If you Google his name and "sentenced" and "six months in jail," you come up with two separate sets of entries.
For the second time in his young life, Winston was sentenced to six months in jail Monday for his role in the November residence hall fight. Winston pleaded guilty last month to two misdemeanors -- conspiracy to commit assault and battery, and assault and battery -- and to violating his parole from a previous assault conviction.
He served four months in jail last summer for his role in an off-campus assault that left Spartans hockey player A.J. Sturges seriously injured. Michigan State reinstated Winston to the team on the same day he was released from jail after serving a reduced sentence.
Eleven current or former Michigan State players have pleaded guilty in the Nov. 22 incident at Rather Hall, which took place following a fraternity (Iota Phi Theta) potluck function. Three players -- Winston, former safety Roderick Jenrette and current wide receiver Fred Smith -- have received jail time and probation. Winston and Jenrette, the two reportedly at the center of the incident, were dismissed from the team Nov. 24. Smith has been indefinitely suspended.
Seven players have received probation and community service, including wide receiver Myles White, who was sentenced Monday. White, by the way, tells The State News that he intends to transfer from Michigan State.
Nose tackle Oren Wilson is the last player waiting for a sentence, which will be handed down March 31. Head coach Mark Dantonio is expected to rule on the players' status after all the legal proceedings have concluded.

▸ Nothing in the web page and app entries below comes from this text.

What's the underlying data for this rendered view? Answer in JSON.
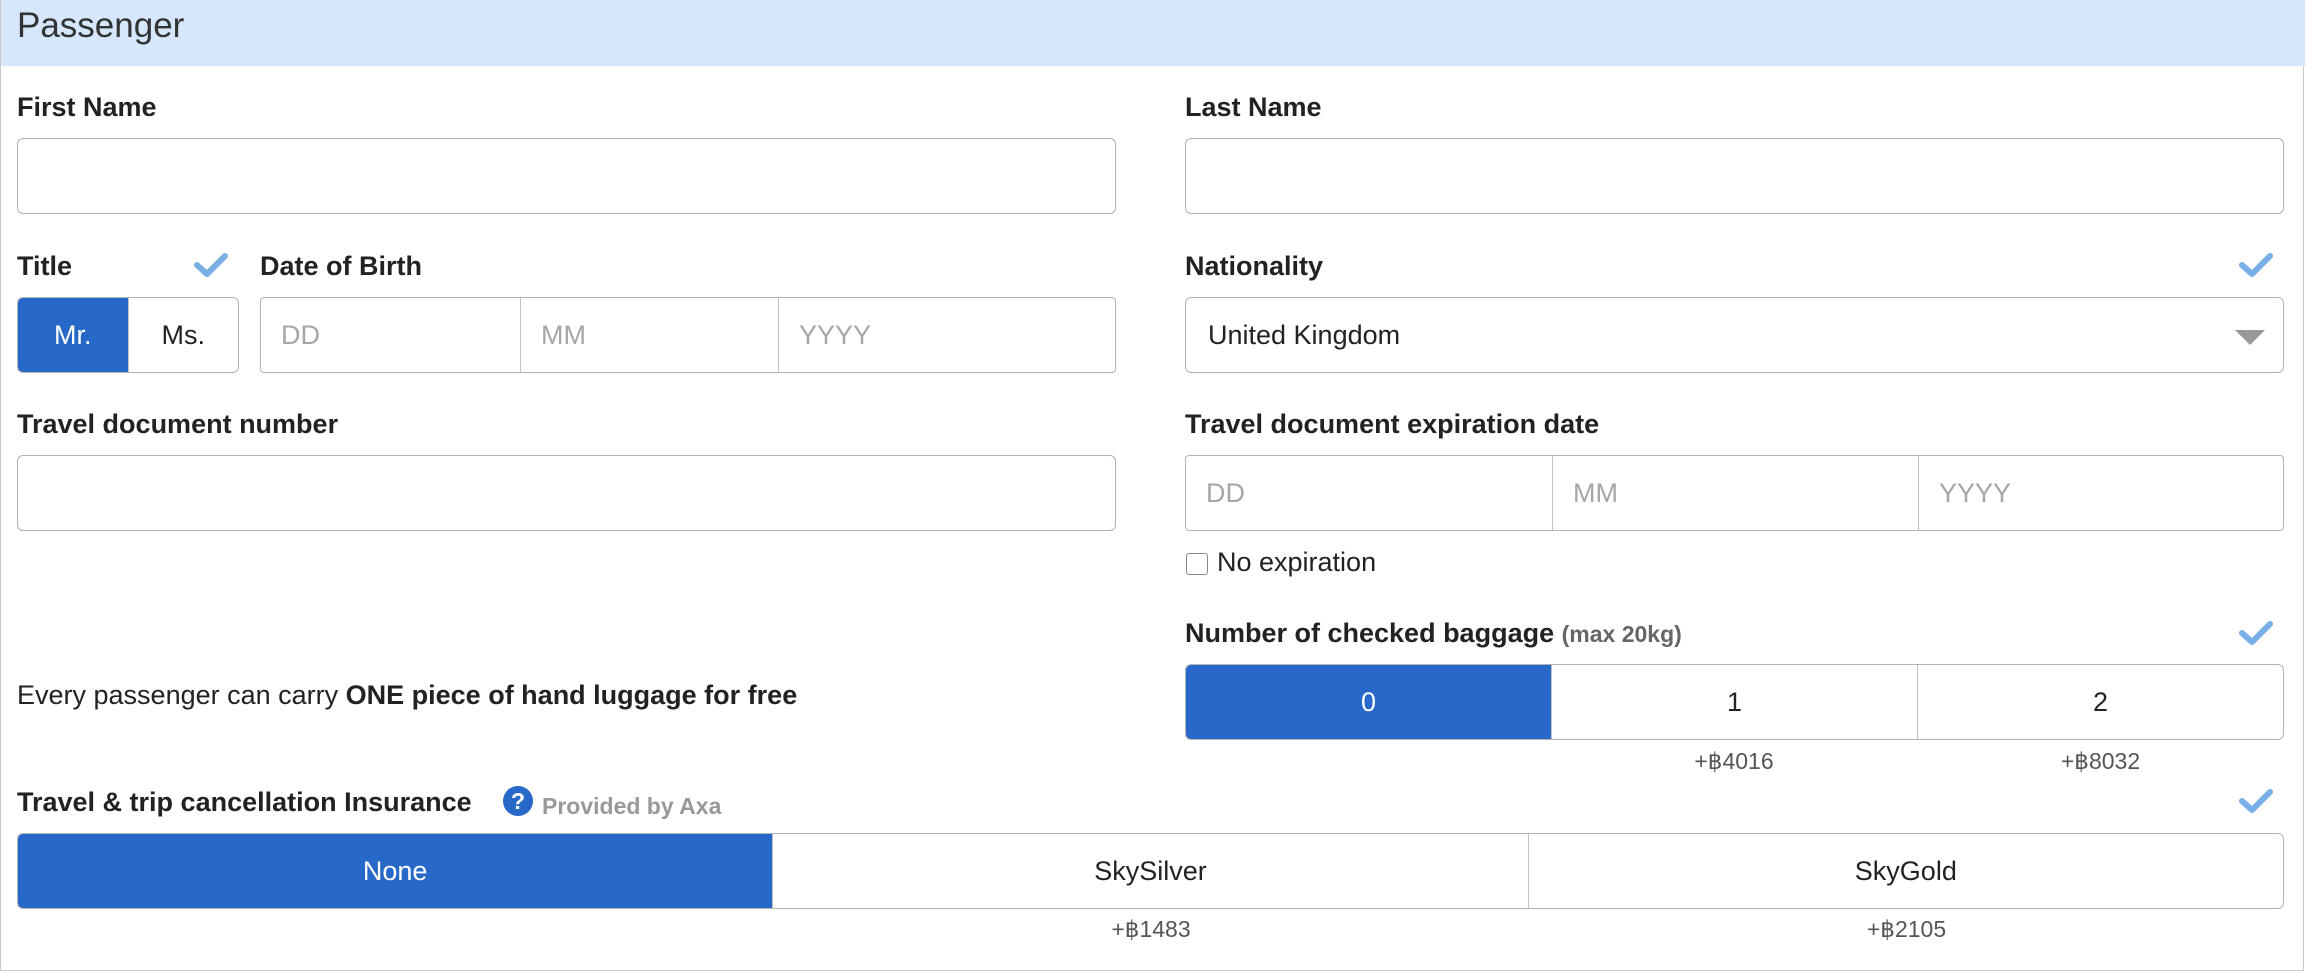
{
  "section": {
    "title": "Passenger"
  },
  "first_name": {
    "label": "First Name",
    "value": ""
  },
  "last_name": {
    "label": "Last Name",
    "value": ""
  },
  "title_field": {
    "label": "Title",
    "options": [
      "Mr.",
      "Ms."
    ],
    "selected": "Mr."
  },
  "dob": {
    "label": "Date of Birth",
    "placeholders": {
      "dd": "DD",
      "mm": "MM",
      "yyyy": "YYYY"
    }
  },
  "nationality": {
    "label": "Nationality",
    "value": "United Kingdom"
  },
  "travel_doc": {
    "label": "Travel document number",
    "value": ""
  },
  "doc_expiry": {
    "label": "Travel document expiration date",
    "placeholders": {
      "dd": "DD",
      "mm": "MM",
      "yyyy": "YYYY"
    },
    "no_expiration_label": "No expiration",
    "no_expiration_checked": false
  },
  "baggage": {
    "label": "Number of checked baggage",
    "note": "(max 20kg)",
    "options": [
      {
        "label": "0",
        "price": ""
      },
      {
        "label": "1",
        "price": "+฿4016"
      },
      {
        "label": "2",
        "price": "+฿8032"
      }
    ],
    "selected": "0"
  },
  "hand_luggage": {
    "prefix": "Every passenger can carry ",
    "emphasis": "ONE piece of hand luggage for free"
  },
  "insurance": {
    "label": "Travel & trip cancellation Insurance",
    "help_icon": "question-circle-icon",
    "provider": "Provided by Axa",
    "options": [
      {
        "label": "None",
        "price": ""
      },
      {
        "label": "SkySilver",
        "price": "+฿1483"
      },
      {
        "label": "SkyGold",
        "price": "+฿2105"
      }
    ],
    "selected": "None"
  },
  "colors": {
    "accent": "#2868c8",
    "header_bg": "#d6e7fc",
    "check": "#7aaee6"
  }
}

I keep thinking back to Dantonio's surprising decision to reinstate Winston in August. I'm not against second chances, and Winston, who comes from a very rough background, absolutely deserved one. But Michigan State took an enormous risk in bringing him back to campus, especially since his actions directly impacted another student-athlete (Sturges). As we now know, the decision totally backfired on Dantonio.
Helping Winston get a fresh start at another school might have been the more prudent choice.

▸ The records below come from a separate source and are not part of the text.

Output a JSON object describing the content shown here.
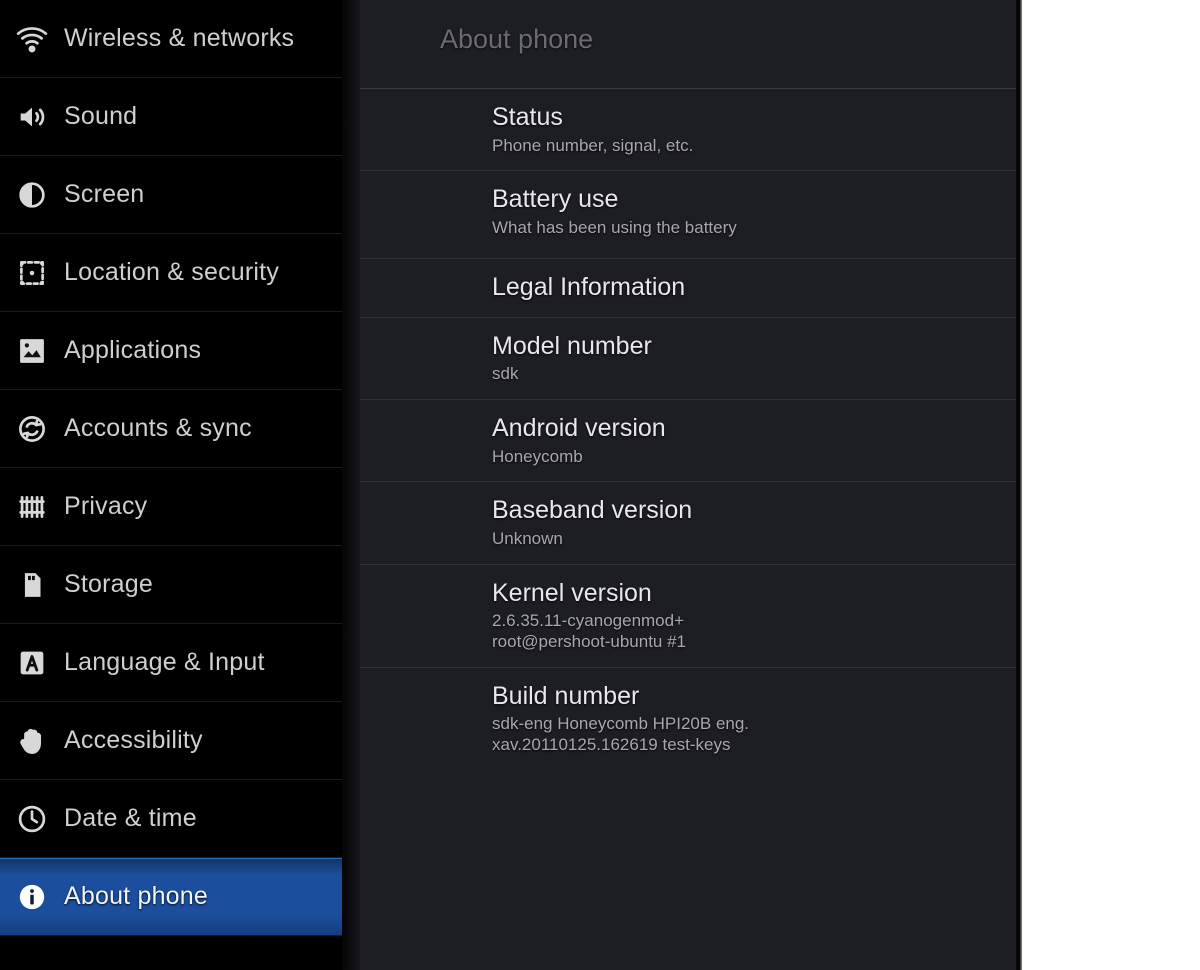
{
  "sidebar": {
    "items": [
      {
        "label": "Wireless & networks",
        "icon": "wifi-icon",
        "selected": false
      },
      {
        "label": "Sound",
        "icon": "sound-icon",
        "selected": false
      },
      {
        "label": "Screen",
        "icon": "brightness-icon",
        "selected": false
      },
      {
        "label": "Location & security",
        "icon": "location-security-icon",
        "selected": false
      },
      {
        "label": "Applications",
        "icon": "applications-icon",
        "selected": false
      },
      {
        "label": "Accounts & sync",
        "icon": "accounts-sync-icon",
        "selected": false
      },
      {
        "label": "Privacy",
        "icon": "privacy-icon",
        "selected": false
      },
      {
        "label": "Storage",
        "icon": "storage-icon",
        "selected": false
      },
      {
        "label": "Language & Input",
        "icon": "language-input-icon",
        "selected": false
      },
      {
        "label": "Accessibility",
        "icon": "accessibility-hand-icon",
        "selected": false
      },
      {
        "label": "Date & time",
        "icon": "clock-icon",
        "selected": false
      },
      {
        "label": "About phone",
        "icon": "info-icon",
        "selected": true
      }
    ]
  },
  "content": {
    "title": "About phone",
    "rows": [
      {
        "title": "Status",
        "sub": [
          "Phone number, signal, etc."
        ]
      },
      {
        "title": "Battery use",
        "sub": [
          "What has been using the battery"
        ]
      },
      {
        "title": "Legal Information",
        "sub": []
      },
      {
        "title": "Model number",
        "sub": [
          "sdk"
        ]
      },
      {
        "title": "Android version",
        "sub": [
          "Honeycomb"
        ]
      },
      {
        "title": "Baseband version",
        "sub": [
          "Unknown"
        ]
      },
      {
        "title": "Kernel version",
        "sub": [
          "2.6.35.11-cyanogenmod+",
          "root@pershoot-ubuntu #1"
        ]
      },
      {
        "title": "Build number",
        "sub": [
          "sdk-eng Honeycomb HPI20B eng.",
          "xav.20110125.162619 test-keys"
        ]
      }
    ]
  },
  "colors": {
    "sidebar_background": "#000000",
    "content_background": "#1d1d24",
    "selection_blue": "#1b4f9e",
    "title_dim": "#6a6a72",
    "row_title": "#e8e8ec",
    "row_sub": "#a7a7ad",
    "divider": "#313139",
    "page_background": "#ffffff"
  }
}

Three days after Winston's reinstatement, Sturges issued a statement to ESPN.com that read in part: "While I hope what happened to me will never happen again, I am afraid the precedent set by this decision will only enable similar incidents in the future. With no formal athletic standards or means to deal with student athletes convicted of a violent crime, this cycle will continue."
Less than four months later, Winston was at the center of a similar incident, another assault involving Michigan State students that left an even larger stain on the football program.

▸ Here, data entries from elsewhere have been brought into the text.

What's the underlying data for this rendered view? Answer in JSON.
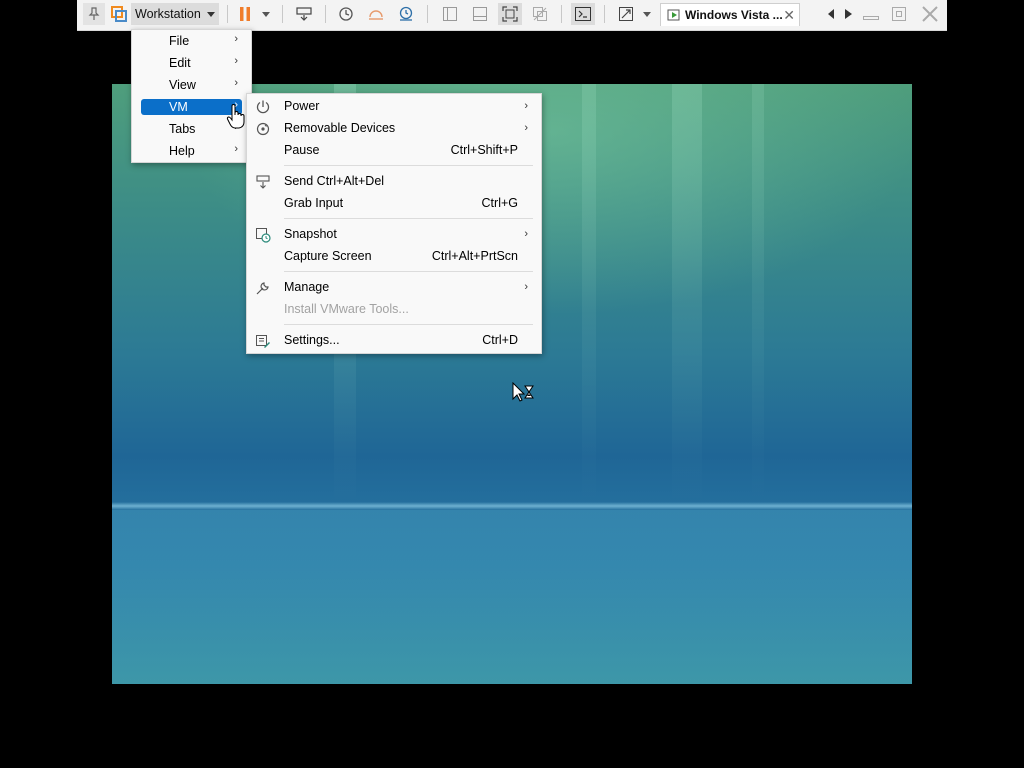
{
  "toolbar": {
    "workstation_label": "Workstation",
    "vm_tab_label": "Windows Vista ...",
    "vm_tab_close": "✕"
  },
  "main_menu": {
    "items": [
      {
        "label": "File",
        "arrow": "›"
      },
      {
        "label": "Edit",
        "arrow": "›"
      },
      {
        "label": "View",
        "arrow": "›"
      },
      {
        "label": "VM",
        "arrow": "›",
        "selected": true
      },
      {
        "label": "Tabs",
        "arrow": "›"
      },
      {
        "label": "Help",
        "arrow": "›"
      }
    ]
  },
  "vm_menu": {
    "items": [
      {
        "label": "Power",
        "shortcut": "",
        "arrow": "›",
        "icon": "power-icon"
      },
      {
        "label": "Removable Devices",
        "shortcut": "",
        "arrow": "›",
        "icon": "removable-devices-icon"
      },
      {
        "label": "Pause",
        "shortcut": "Ctrl+Shift+P",
        "arrow": ""
      },
      {
        "label": "Send Ctrl+Alt+Del",
        "shortcut": "",
        "arrow": "",
        "icon": "send-cad-icon"
      },
      {
        "label": "Grab Input",
        "shortcut": "Ctrl+G",
        "arrow": ""
      },
      {
        "label": "Snapshot",
        "shortcut": "",
        "arrow": "›",
        "icon": "snapshot-icon"
      },
      {
        "label": "Capture Screen",
        "shortcut": "Ctrl+Alt+PrtScn",
        "arrow": ""
      },
      {
        "label": "Manage",
        "shortcut": "",
        "arrow": "›",
        "icon": "wrench-icon"
      },
      {
        "label": "Install VMware Tools...",
        "shortcut": "",
        "arrow": "",
        "disabled": true
      },
      {
        "label": "Settings...",
        "shortcut": "Ctrl+D",
        "arrow": "",
        "icon": "settings-icon"
      }
    ]
  },
  "colors": {
    "menu_highlight": "#0b6fc9",
    "pause_accent": "#f07c2a",
    "disabled_text": "#a2a2a2"
  }
}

Michigan State has some work to do to remove that stain. Spring practice begins Tuesday.